- Topical treatment: Pilot doctors may also prescribe a topical treatment to work alongside the oral medication. This topical treatment is applied directly to the head and most men who use this treatment notice a delay in further balding, while some even experience regrowth. The great news is that a combination of the oral and topical medication has an 83 per cent success rate in retaining hair and a 66 per cent success rate in regrowing it
- Platelet-rich plasma (PRP) therapy: A medical procedure that involves drawing one's blood and spinning it in a centrifuge to encourage the plasma to rise to the top. The PRP is then collected and injected into hair loss affected areas across the scalp. While PRP therapy has seen some success in treating androgenetic alopecia (male pattern baldness), it is quite expensive and there needs to be further research on its effectiveness for other types of hair loss.
- Hair transplant surgery: Also known as hair restoration surgery, hair transplant surgery is an effective way to treat hair loss but can cost between AU$11,000 and Au$18,000, with some procedures even costing as much as AU$30,000.
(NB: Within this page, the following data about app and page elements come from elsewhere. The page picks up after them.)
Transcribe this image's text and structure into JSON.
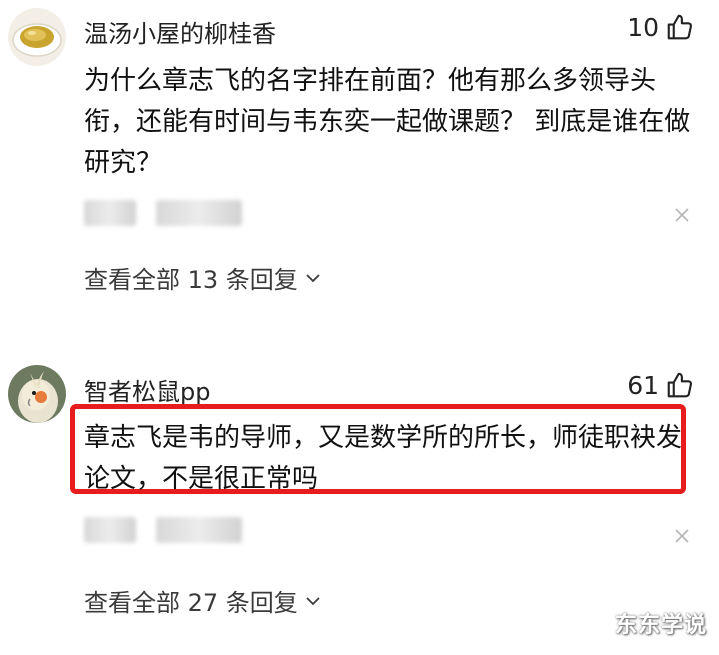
{
  "comments": [
    {
      "username": "温汤小屋的柳桂香",
      "avatar": "teacup-avatar",
      "likes": "10",
      "text": "为什么章志飞的名字排在前面？他有那么多领导头衔，还能有时间与韦东奕一起做课题？ 到底是谁在做研究？",
      "view_replies": "查看全部 13 条回复"
    },
    {
      "username": "智者松鼠pp",
      "avatar": "cockatiel-avatar",
      "likes": "61",
      "text": "章志飞是韦的导师，又是数学所的所长，师徒职袂发论文，不是很正常吗",
      "highlighted": true,
      "view_replies": "查看全部 27 条回复"
    }
  ],
  "icons": {
    "like": "thumbs-up-icon",
    "close": "close-icon",
    "expand": "chevron-down-icon"
  },
  "colors": {
    "highlight_border": "#e81c1c",
    "text": "#111111",
    "secondary_text": "#3a3a3a"
  },
  "watermark": "东东学说"
}
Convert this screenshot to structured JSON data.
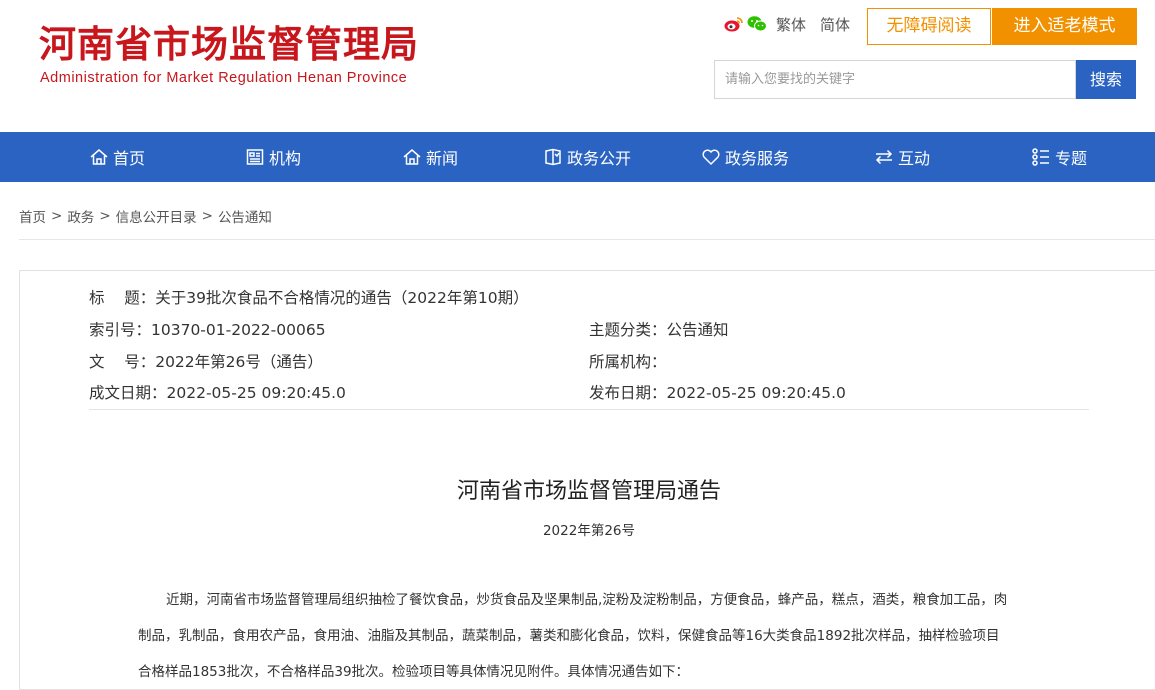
{
  "header": {
    "logo_cn": "河南省市场监督管理局",
    "logo_en": "Administration for Market Regulation Henan Province",
    "tools": {
      "traditional": "繁体",
      "simplified": "简体"
    },
    "access_button": "无障碍阅读",
    "elder_button": "进入适老模式",
    "search": {
      "placeholder": "请输入您要找的关键字",
      "button": "搜索"
    },
    "icons": [
      "weibo-icon",
      "wechat-icon"
    ]
  },
  "nav": {
    "items": [
      {
        "label": "首页",
        "icon": "home-icon"
      },
      {
        "label": "机构",
        "icon": "org-icon"
      },
      {
        "label": "新闻",
        "icon": "news-icon"
      },
      {
        "label": "政务公开",
        "icon": "gov-open-icon"
      },
      {
        "label": "政务服务",
        "icon": "heart-icon"
      },
      {
        "label": "互动",
        "icon": "interact-icon"
      },
      {
        "label": "专题",
        "icon": "topic-icon"
      }
    ]
  },
  "breadcrumb": {
    "items": [
      "首页",
      "政务",
      "信息公开目录",
      "公告通知"
    ],
    "separator": ">"
  },
  "meta": {
    "title": "标    题：关于39批次食品不合格情况的通告（2022年第10期）",
    "index_no": "索引号：10370-01-2022-00065",
    "topic": "主题分类：公告通知",
    "doc_no": "文    号：2022年第26号（通告）",
    "org": "所属机构：",
    "created": "成文日期：2022-05-25 09:20:45.0",
    "published": "发布日期：2022-05-25 09:20:45.0"
  },
  "document": {
    "heading": "河南省市场监督管理局通告",
    "number": "2022年第26号",
    "paragraph_lines": [
      "近期，河南省市场监督管理局组织抽检了餐饮食品，炒货食品及坚果制品,淀粉及淀粉制品，方便食品，蜂产品，糕点，酒类，粮食加工品，肉",
      "制品，乳制品，食用农产品，食用油、油脂及其制品，蔬菜制品，薯类和膨化食品，饮料，保健食品等16大类食品1892批次样品，抽样检验项目",
      "合格样品1853批次，不合格样品39批次。检验项目等具体情况见附件。具体情况通告如下："
    ]
  },
  "colors": {
    "brand_red": "#c8161d",
    "nav_blue": "#2a63c1",
    "accent_orange": "#f29100"
  }
}
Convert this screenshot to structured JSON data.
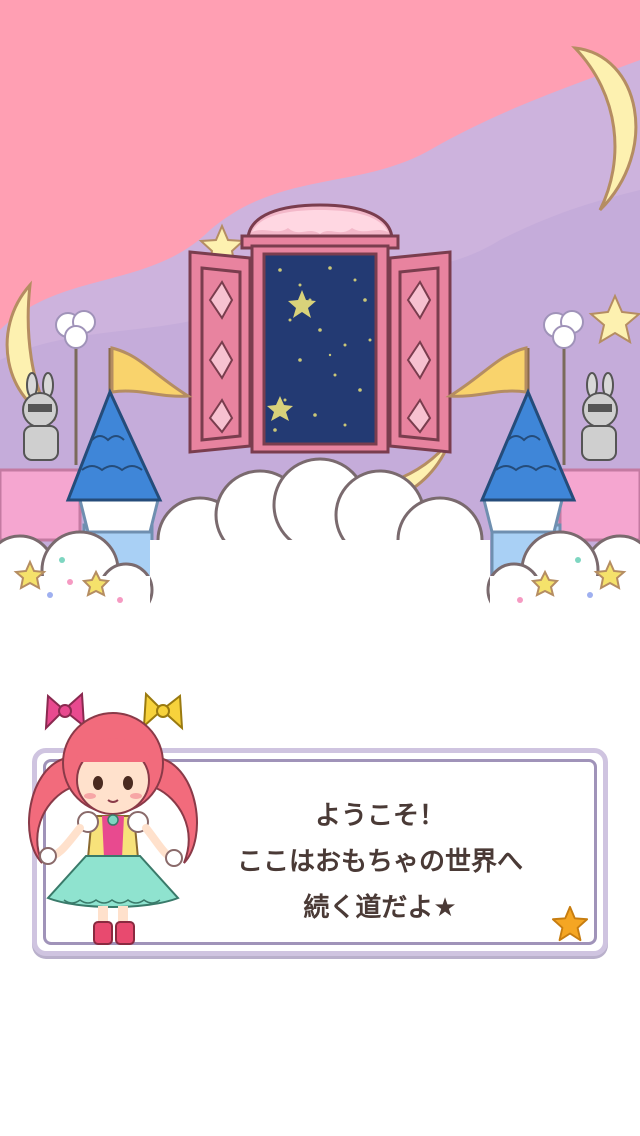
{
  "dialog": {
    "lines": [
      "ようこそ！",
      "ここはおもちゃの世界へ",
      "続く道だよ★"
    ]
  },
  "icons": {
    "next": "star-icon",
    "character": "girl-guide-icon"
  },
  "colors": {
    "sky_pink": "#ff9fb3",
    "sky_purple": "#cdb3dd",
    "moon": "#fdf1b0",
    "tower_roof": "#3f86d8",
    "door_pink": "#e8839f",
    "night_blue": "#233a73",
    "star_orange": "#f5a623",
    "dialog_border": "#a093b9"
  }
}
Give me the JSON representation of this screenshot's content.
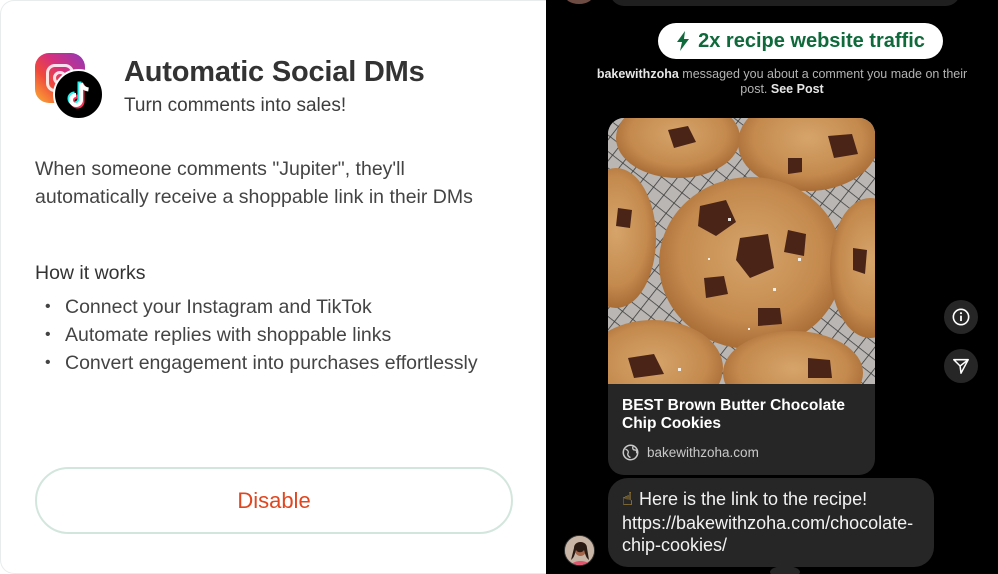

How to stop your hair from receding
Regardless of whether you've noticed significant hair loss or just a little, there are things you can do now for hair loss prevention:
- Avoiding excessive combing or brushing of the hair
- Avoiding chemical treatments like hot oil treatments that can damage hair follicles
- Minimising the use of heated tools like hair dryers or straightening irons
- Explore hair loss treatment options with Pilot to prevent further hair loss
Our key takeaway
Hair loss of any kind can take a psychological toll. It's important to remember this is a really common issue that affects almost everyone to some extent as we age.
Remember to look after your general wellbeing — minimising stress is beneficial in all aspects of life. And don't forget that there are easily accessible treatment options available that you can start today.
Photo Credit: Paramount Pictures / Pexels + Andre Moura